  • Have been a Texas resident upon entry into the military, entered the service in the State of Texas, or declared Texas as his or her home of record;
  • Have a military discharge of honorable or general, under honorable conditions;
  • Served at least 181 days of active duty service (excluding training);
  • Not be in default on an education loan made or guaranteed by the State of Texas and not in default on a federal loan if that default is the reason the student cannot use his or her federal veterans’ benefits.  
Additional information and requirements can be found in the following pamphlet:

Hazlewood Act: Frequently Asked Questions

Transferability of Benefits (Legacy Program)

Eligible veterans may assign unused hours of exemption eligibility to a child under certain conditions. To be eligible, the child must:
  • Be a Texas resident,
  • Be the biological child, stepchild, adopted child, or claimed as a dependent in the current or previous tax year,
  • Be 25 years or younger on the first day of the semester or term for which the exemption is claimed (unless granted an extension due to a qualifying illness or debilitating condition), and
  • Make satisfactory academic progress in a degree, certificate, or continuing education program as determined by the institution.
  • If a child to whom hours have been delegated fails to use all of the assigned hours, a veteran may re-assign the unused hours that are available to another dependent child.
Veterans' spouses are not eligible to receive a transfer of unused hours.
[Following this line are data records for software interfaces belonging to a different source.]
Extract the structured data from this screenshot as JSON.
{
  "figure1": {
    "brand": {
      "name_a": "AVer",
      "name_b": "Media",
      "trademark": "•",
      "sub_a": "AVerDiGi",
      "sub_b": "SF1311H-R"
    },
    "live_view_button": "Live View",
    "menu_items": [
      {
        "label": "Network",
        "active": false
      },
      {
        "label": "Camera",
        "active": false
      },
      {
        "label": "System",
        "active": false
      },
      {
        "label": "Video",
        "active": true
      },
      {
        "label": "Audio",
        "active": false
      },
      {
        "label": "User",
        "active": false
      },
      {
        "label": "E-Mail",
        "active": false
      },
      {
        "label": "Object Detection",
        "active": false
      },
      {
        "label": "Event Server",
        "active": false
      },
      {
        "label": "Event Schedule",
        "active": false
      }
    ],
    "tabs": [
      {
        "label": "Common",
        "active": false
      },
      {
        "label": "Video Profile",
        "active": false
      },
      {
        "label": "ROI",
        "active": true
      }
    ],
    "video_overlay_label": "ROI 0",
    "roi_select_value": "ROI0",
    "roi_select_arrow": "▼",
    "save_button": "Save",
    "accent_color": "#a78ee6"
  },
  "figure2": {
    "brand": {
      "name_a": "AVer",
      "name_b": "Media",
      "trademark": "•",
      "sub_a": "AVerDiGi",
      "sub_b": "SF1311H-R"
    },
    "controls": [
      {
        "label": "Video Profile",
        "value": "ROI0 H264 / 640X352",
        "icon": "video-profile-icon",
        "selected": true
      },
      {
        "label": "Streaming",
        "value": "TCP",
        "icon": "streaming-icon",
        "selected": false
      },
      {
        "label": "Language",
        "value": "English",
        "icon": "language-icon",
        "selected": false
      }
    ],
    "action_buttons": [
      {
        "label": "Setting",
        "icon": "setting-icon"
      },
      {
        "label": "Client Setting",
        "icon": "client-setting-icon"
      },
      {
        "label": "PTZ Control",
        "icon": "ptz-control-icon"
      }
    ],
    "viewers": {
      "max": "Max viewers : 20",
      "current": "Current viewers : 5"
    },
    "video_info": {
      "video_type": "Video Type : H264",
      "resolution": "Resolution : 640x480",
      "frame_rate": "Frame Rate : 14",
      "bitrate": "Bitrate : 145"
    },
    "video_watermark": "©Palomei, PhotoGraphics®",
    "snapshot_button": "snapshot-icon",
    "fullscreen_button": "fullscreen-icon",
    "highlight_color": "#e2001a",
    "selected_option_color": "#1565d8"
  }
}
For more info visit http://www.texedex.com/!


Wednesday, January 27, 2010

Instructional Design Internships

If you are looking for real life experience in the Instructional Design field take a look at KeelWorks.

KeelWorks is a non-profit organization that teaches life skills via the Internet to children of all ages and economic backgrounds.

As an intern you will be part of a design team. The design team takes an idea and makes a completed learning object.The intern gains valuable experience collaborating via the Internet and working on a project from inception to completion.

In return for completing an internship, KeelWorks will be a job reference giving the intern a distinct advantage over many other job seekers.

Take a look at what KeelWorks has to offer at http://www.keelworks.org/.

Have a wonderful day!


Technology Summer Camps

If you are looking for technology summer camps for the kids here are links to two residential camps at St Edward's University and the University of Texas at Austin, and the third link is to an online camp.




For other locations where these camps are offered follow these links:



This link is to Giant Campus. It offers online high school classes in technology including game design:


There is so much to learn and do for kids today that I am, well, jealous!

Have a great day!


Thursday, January 21, 2010

Spring 2010

Happy new year!

A new semester has started and I feel the anxiety that presents at the start of every semester. Actually, it is giddiness born of excitement mistaken for anxienty. I really love school...that's why I'm still a student.

Some changes and additions have been made to the http://www.texedex.com/ website. I am trying to keep up with it. Narrowing my focus should help me keep on task.

At present the site is a general education clearinghouse. The theme may change by graduation (May 2011).

I am becoming more addicted to Adobe Flash(R). I have the Adobe Creative Suite 4, bought last spring for a Flash class. It is so impressive that my son wanted it for Christmas. He is learning Photoshop(R) in school this year so I sprung to get him the CS4 version for Mac.

I am taking two classes this semester. One is the capstone class for the e-Learning certificate offered by the university. Both will keep me very busy, so busy that I will once again be surprised that the semester has ended!

Have a wonderful day!